Brazilians who receive work e-mails or phone calls after office hours could be eligible for overtime, according to a new labor law.

Story highlights

  • Getting office e-mails or calls after hours could prompt overtime
  • Brazil's Supreme Labor Court will review the legislation
Brazilians who receive work e-mails or phone calls after office hours could be eligible for overtime, according to a new labor law.
The law says e-mails and calls from companies to employees is the equivalent of direct orders from the bosses.
The legislation, signed by President Dilma Rousseff in December, has generated many questions, doubts and arguments, according to Brazil's Labor Ministry.
"It's not clear what it means or how workers could use it," said one official at the ministry press office, who did not give her name.
Labor lawyers have been quoted in local media saying workers who answer work e-mails after hours could demand overpay.
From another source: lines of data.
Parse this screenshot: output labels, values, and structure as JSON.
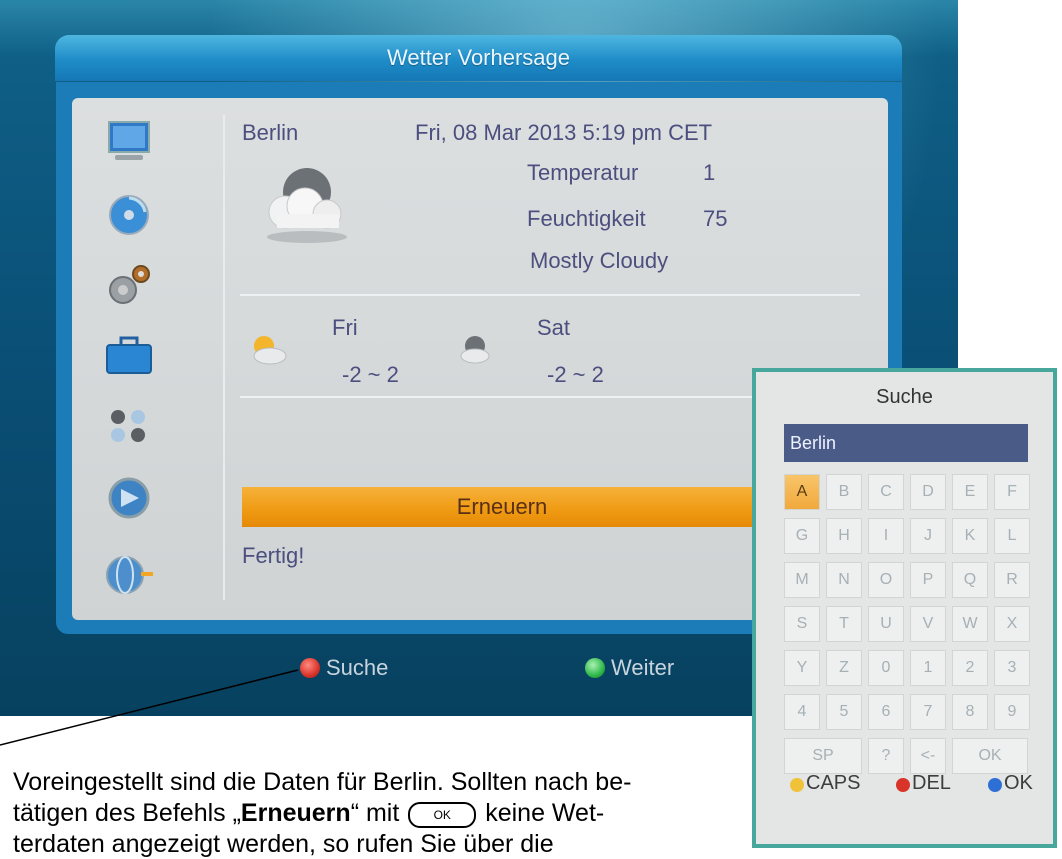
{
  "screen": {
    "title": "Wetter Vorhersage",
    "sidebar_icons": [
      "monitor-icon",
      "disc-icon",
      "settings-gears-icon",
      "toolbox-icon",
      "apps-dots-icon",
      "media-icon",
      "globe-icon"
    ],
    "weather": {
      "city": "Berlin",
      "datetime": "Fri, 08 Mar 2013 5:19 pm CET",
      "temperature_label": "Temperatur",
      "temperature_value": "1",
      "humidity_label": "Feuchtigkeit",
      "humidity_value": "75",
      "condition": "Mostly Cloudy",
      "forecast": [
        {
          "day": "Fri",
          "range": "-2 ~ 2",
          "icon": "partly-sunny-icon"
        },
        {
          "day": "Sat",
          "range": "-2 ~ 2",
          "icon": "cloudy-icon"
        }
      ]
    },
    "refresh_button": "Erneuern",
    "status": "Fertig!",
    "footer": {
      "search_label": "Suche",
      "next_label": "Weiter"
    }
  },
  "search_dialog": {
    "title": "Suche",
    "input_value": "Berlin",
    "keys": [
      [
        "A",
        "B",
        "C",
        "D",
        "E",
        "F"
      ],
      [
        "G",
        "H",
        "I",
        "J",
        "K",
        "L"
      ],
      [
        "M",
        "N",
        "O",
        "P",
        "Q",
        "R"
      ],
      [
        "S",
        "T",
        "U",
        "V",
        "W",
        "X"
      ],
      [
        "Y",
        "Z",
        "0",
        "1",
        "2",
        "3"
      ],
      [
        "4",
        "5",
        "6",
        "7",
        "8",
        "9"
      ]
    ],
    "last_row": [
      "SP",
      "?",
      "<-",
      "OK"
    ],
    "active_key": "A",
    "footer": {
      "caps": "CAPS",
      "del": "DEL",
      "ok": "OK"
    }
  },
  "caption": {
    "line1": "Voreingestellt sind die Daten für Berlin. Sollten nach be-",
    "line2_before": "tätigen des Befehls „",
    "line2_bold": "Erneuern",
    "line2_mid": "“ mit",
    "ok_key": "OK",
    "line2_after": "keine Wet-",
    "line3": "terdaten angezeigt werden, so rufen Sie über die"
  },
  "colors": {
    "accent_orange": "#ef9a12",
    "title_blue": "#1e8cc8",
    "red_key": "#d9342a",
    "green_key": "#2fb94a",
    "yellow_key": "#f0c23a",
    "blue_key": "#2e6fd6",
    "dialog_border": "#47a79c"
  }
}
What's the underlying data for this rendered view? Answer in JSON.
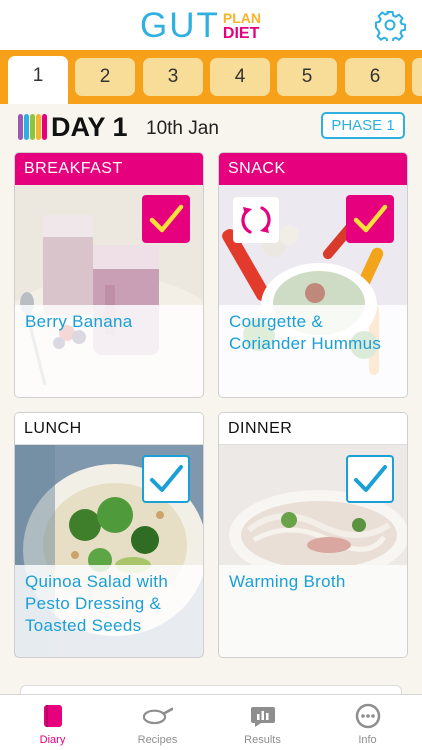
{
  "app": {
    "logo_main": "GUT",
    "logo_top": "PLAN",
    "logo_bottom": "DIET"
  },
  "day_tabs": [
    {
      "label": "1",
      "active": true
    },
    {
      "label": "2"
    },
    {
      "label": "3"
    },
    {
      "label": "4"
    },
    {
      "label": "5"
    },
    {
      "label": "6"
    }
  ],
  "day": {
    "title": "DAY 1",
    "date": "10th Jan",
    "phase_button": "PHASE 1",
    "stripe_colors": [
      "#9b59b6",
      "#2fb0e0",
      "#8cc63f",
      "#f7b32b",
      "#e6007e"
    ]
  },
  "meals": {
    "breakfast": {
      "label": "BREAKFAST",
      "recipe": "Berry Banana",
      "checked": true,
      "accent": "#e6007e"
    },
    "snack": {
      "label": "SNACK",
      "recipe": "Courgette & Coriander Hummus",
      "checked": true,
      "swap_icon": "swap-icon",
      "accent": "#e6007e"
    },
    "lunch": {
      "label": "LUNCH",
      "recipe": "Quinoa Salad with Pesto Dressing & Toasted Seeds",
      "checked": true,
      "accent": "#1a9fd6"
    },
    "dinner": {
      "label": "DINNER",
      "recipe": "Warming Broth",
      "checked": true,
      "accent": "#1a9fd6"
    }
  },
  "bottom_nav": [
    {
      "label": "Diary",
      "icon": "diary-icon",
      "active": true
    },
    {
      "label": "Recipes",
      "icon": "pan-icon"
    },
    {
      "label": "Results",
      "icon": "results-icon"
    },
    {
      "label": "Info",
      "icon": "info-icon"
    }
  ],
  "colors": {
    "brand_blue": "#2fb0e0",
    "brand_pink": "#e6007e",
    "brand_orange": "#f7a11a",
    "tab_inactive": "#f7dd98"
  }
}
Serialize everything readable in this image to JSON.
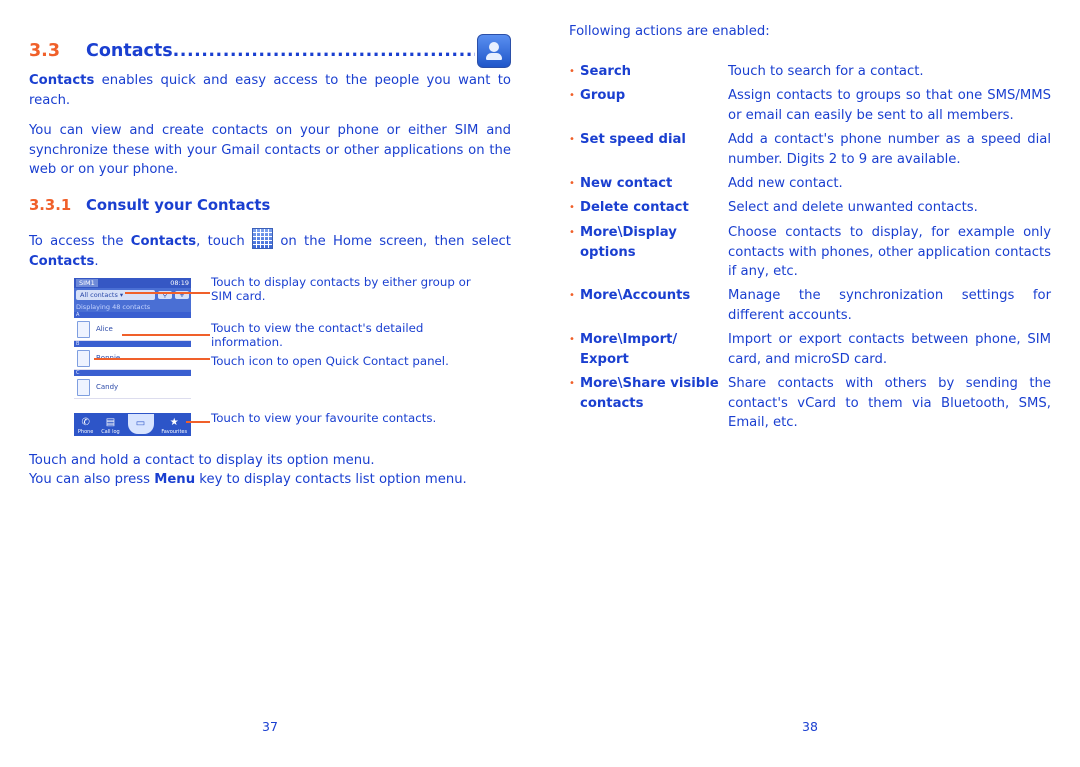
{
  "left_page": {
    "section": {
      "number": "3.3",
      "title": "Contacts",
      "dots": "........................................................................................................",
      "icon": "contacts-app-icon"
    },
    "intro": {
      "bold": "Contacts",
      "rest": " enables quick and easy access to the people you want to reach."
    },
    "para2": "You can view and create contacts on your phone or either SIM and synchronize these with your Gmail contacts or other applications on the web or on your phone.",
    "subsection": {
      "number": "3.3.1",
      "title": "Consult your Contacts"
    },
    "access": {
      "t1": "To access the ",
      "b1": "Contacts",
      "t2": ", touch ",
      "icon": "app-grid-icon",
      "t3": " on the Home screen, then select ",
      "b2": "Contacts",
      "t4": "."
    },
    "phone": {
      "status_sim": "SIM1",
      "status_time": "08:19",
      "dropdown": "All contacts",
      "search_icon": "search-icon",
      "add_label": "+",
      "info": "Displaying 48 contacts",
      "groups": [
        {
          "letter": "A",
          "contact": "Alice"
        },
        {
          "letter": "B",
          "contact": "Bonnie"
        },
        {
          "letter": "C",
          "contact": "Candy"
        }
      ],
      "nav": [
        {
          "label": "Phone",
          "icon": "phone-icon"
        },
        {
          "label": "Call log",
          "icon": "call-log-icon"
        },
        {
          "label": "",
          "icon": "contacts-tab-icon"
        },
        {
          "label": "Favourites",
          "icon": "star-icon"
        }
      ]
    },
    "callouts": [
      "Touch to display contacts by either group or SIM card.",
      "Touch to view the contact's detailed information.",
      "Touch icon to open Quick Contact panel.",
      "Touch to view your favourite contacts."
    ],
    "hold_text": "Touch and hold a contact to display its option menu.",
    "menu_text": {
      "t1": "You can also press ",
      "b1": "Menu",
      "t2": " key to display contacts list option menu."
    },
    "page_number": "37"
  },
  "right_page": {
    "intro": "Following actions are enabled:",
    "actions": [
      {
        "name": "Search",
        "desc": "Touch to search for a contact."
      },
      {
        "name": "Group",
        "desc": "Assign contacts to groups so that one SMS/MMS or email can easily be sent to all members."
      },
      {
        "name": "Set speed dial",
        "desc": "Add a contact's phone number as a speed dial number.  Digits 2 to 9 are available."
      },
      {
        "name": "New contact",
        "desc": "Add new contact."
      },
      {
        "name": "Delete contact",
        "desc": "Select and delete unwanted contacts."
      },
      {
        "name": "More\\Display options",
        "desc": "Choose contacts to display, for example only contacts with phones, other application contacts if any, etc."
      },
      {
        "name": "More\\Accounts",
        "desc": "Manage the synchronization settings for different accounts."
      },
      {
        "name": "More\\Import/ Export",
        "desc": "Import or export contacts between phone, SIM card, and microSD card."
      },
      {
        "name": "More\\Share visible contacts",
        "desc": "Share contacts with others by sending the contact's vCard to them via Bluetooth, SMS, Email, etc."
      }
    ],
    "bullet": "•",
    "page_number": "38"
  },
  "colors": {
    "text_blue": "#1a3fd0",
    "accent_orange": "#f0602a"
  }
}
O Globo newspaper says the Supreme Labor Court will review the issue in February when they return from recess and decide if employees are in effect working from home if they have to receive e-mails and phone calls from their employer.